Next results signal a good Christmas for UK retailers

Next has raised hopes for the retail sector by revealing a better than expected Christmas, with strong online sales offsetting a fall at its high street stores.

In a trading statement, the clothing and home chain said sales rose 1.5% in the 54 days to 24 December. A fall of 0.3% had been forecast.

Shares in Next, the first major retailer to report on festive trading, jumped almost 10% in early trading. Marks & Spencer and Primark-owner Associated British Foods were also up, rising about 3%, on hopes that they may also have fared better than expected.

The retailer upgraded its profit expectations for the year to January by £8m, to £725m, after sales benefited from the colder weather in the run up to Christmas. Profit guidance is now between £718m and £732m and performance will depend on the clearance sales in January.

Next said that all its growth came online, where sales rose 13.6%. The chain’s high street stores suffered a 6.1% slump. That pattern is expected to be repeated across the retail sector as companies including Marks & Spencer, Debenhams, John Lewis and House of Fraser next week reveal how they fared over the most important part of the trading year.

Retailers were expected to have suffered a tricky trading period after several reported poor autumn sales. Next shares dived in October after it warned of “extremely volatile” trading, with shop sales falling.

Despite Next’s better than expected Christmas, the company warned of a difficult year ahead in which profits were likely to fall. It said costs were likely to rise by about 2% in the first half of the year while sales would rise by 1%.

“Many of the challenges we faced last year look set to continue into the year ahead. Subdued consumer demand driven by a decline in real income, the increase in experiential spending at the expense of clothing, and inflation in our cost prices remain challenges for 2018,” the company said in a statement.

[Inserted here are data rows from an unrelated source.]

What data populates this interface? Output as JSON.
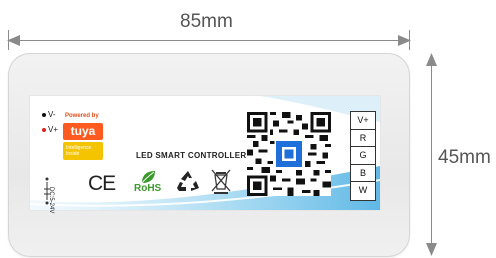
{
  "dimensions": {
    "width_label": "85mm",
    "height_label": "45mm"
  },
  "power": {
    "v_minus": "V-",
    "v_plus": "V+",
    "dc_input": "DC:5-24V"
  },
  "brand": {
    "powered_by": "Powered by",
    "tuya": "tuya",
    "intelligence": "Intelligence Inside"
  },
  "product": {
    "name": "LED SMART CONTROLLER"
  },
  "certifications": {
    "ce": "CE",
    "rohs": "RoHS"
  },
  "terminals": [
    "V+",
    "R",
    "G",
    "B",
    "W"
  ],
  "colors": {
    "tuya_orange": "#ff5a1f",
    "intelligence_yellow": "#f5c400",
    "rohs_green": "#3a9a2a",
    "qr_accent": "#1e6fd9"
  }
}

But Next, which is led by Tory peer Lord Simon Wolfson, said cost price inflation was easing and was likely to disappear in the second half of the year.